|Author(s):||Nummila, Kari Lasse|
|Doctoral Committee Chair(s):||Adesida, Ilesanmi|
|Department / Program:||Electrical Engineering|
|Degree Granting Institution:||University of Illinois at Urbana-Champaign|
|Subject(s):||Engineering, Electronics and Electrical|
|Abstract:||The most efficient way of improving the high-frequency performance of a field-effect transistor (FETs) is to reduce the gate length. However, as the gate length decreases, short-channel effects, such as a decrease in the transconductance, an increase in the subthreshold current, and a negative threshold shift, become more prominent degrading the device performance. This thesis describes the fabrication and characterization of short gate-length FETs. The emphasis is on the study of the short-channel effects, and the factors limiting the performance of the high-speed FETs.
Electron beam lithography has been used to pattern the gates for the FETs. A PMMA bilayer process and a trilayer process for T-gates with minimum gate lengths of $\sim$30 nm and $\sim$80 nm, respectively, are developed. Also, a process for fabricating T-gates using a silicon nitride passivation layer is demonstrated.

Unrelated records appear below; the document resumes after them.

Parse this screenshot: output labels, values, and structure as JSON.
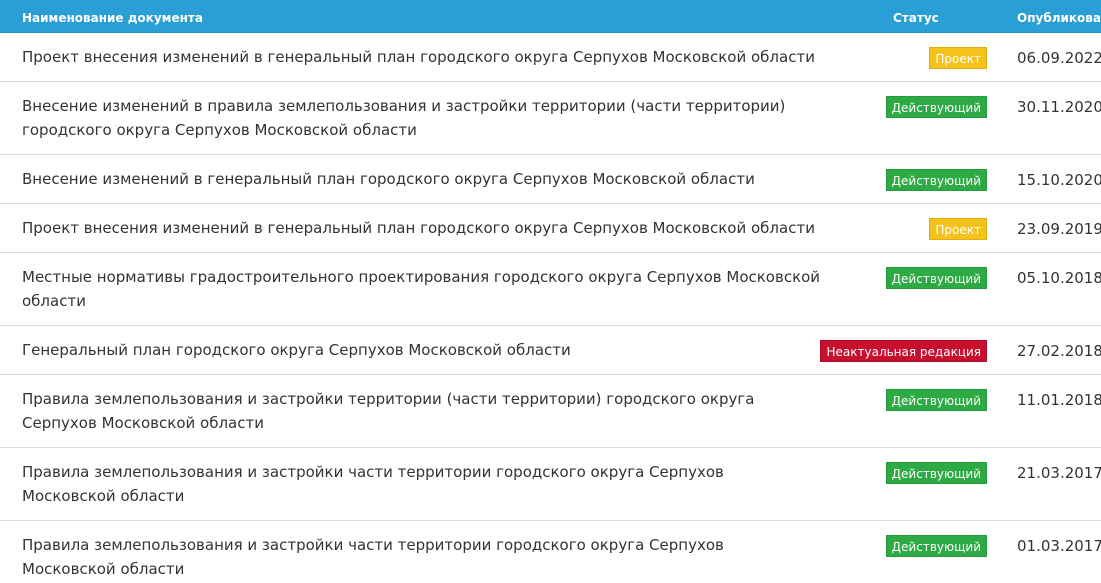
{
  "header": {
    "name_label": "Наименование документа",
    "status_label": "Статус",
    "date_label": "Опубликован"
  },
  "colors": {
    "header_bg": "#2a9fd6",
    "status_project": "#f5c21b",
    "status_active": "#2eaa45",
    "status_outdated": "#c8102e"
  },
  "rows": [
    {
      "name": "Проект внесения изменений в генеральный план городского округа Серпухов Московской области",
      "status": "Проект",
      "date": "06.09.2022"
    },
    {
      "name": "Внесение изменений в правила землепользования и застройки территории (части территории) городского округа Серпухов Московской области",
      "status": "Действующий",
      "date": "30.11.2020"
    },
    {
      "name": "Внесение изменений в генеральный план городского округа Серпухов Московской области",
      "status": "Действующий",
      "date": "15.10.2020"
    },
    {
      "name": "Проект внесения изменений в генеральный план городского округа Серпухов Московской области",
      "status": "Проект",
      "date": "23.09.2019"
    },
    {
      "name": "Местные нормативы градостроительного проектирования городского округа Серпухов Московской области",
      "status": "Действующий",
      "date": "05.10.2018"
    },
    {
      "name": "Генеральный план городского округа Серпухов Московской области",
      "status": "Неактуальная редакция",
      "date": "27.02.2018"
    },
    {
      "name": "Правила землепользования и застройки территории (части территории) городского округа Серпухов Московской области",
      "status": "Действующий",
      "date": "11.01.2018"
    },
    {
      "name": "Правила землепользования и застройки части территории городского округа Серпухов Московской области",
      "status": "Действующий",
      "date": "21.03.2017"
    },
    {
      "name": "Правила землепользования и застройки части территории городского округа Серпухов Московской области",
      "status": "Действующий",
      "date": "01.03.2017"
    }
  ]
}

Gallium arsenide metal-semiconductor field-effect transistors (MESFETs) with gate lengths down to $\sim$30 nm have been fabricated and characterized. Three molecular beam epitaxy-grown (MBE) structures, each with a different buffer layer, are compared. Due to the selective wet etching for the gate recess, the channel thickness is known accurately for each device. Extensive dc characterization is performed to study the short-channel effects. Microwave measurements and delay time analysis have been used to study the high-speed characteristics of the devices. It is shown that at very short gate lengths the device speed is not determined by the gate length alone, but the parasitic delay terms become dominant degrading the device performance.
Lattice-matched, planar-doped InAlAs/InGaAs/InP modulation-doped field-effect transistors (MODFETs) with gate lengths from 1 $\mu$m down to 0.15 $\mu$m have been fabricated on organometallic vapor phase epitaxy-grown (OMVPE) layers. A unity current-gain cutoff frequency of 187 GHz has been measured for a 0.15 $\mu$m gate-length MODFET. Using dc and rf measurements, the effects of scaling the planar doping level, the InAlAs-barrier layer thickness, and the gate length on the device performance have been investigated.
Thesis (Ph.D.)--University of Illinois at Urbana-Champaign, 1993.
|Date Available in IDEALS:||2014-12-16|
This item appears in the following Collection(s)
Dissertations and Theses - Electrical and Computer Engineering
Dissertations and Theses in Electrical and Computer Engineering
Graduate Dissertations and Theses at Illinois
Graduate Theses and Dissertations at Illinois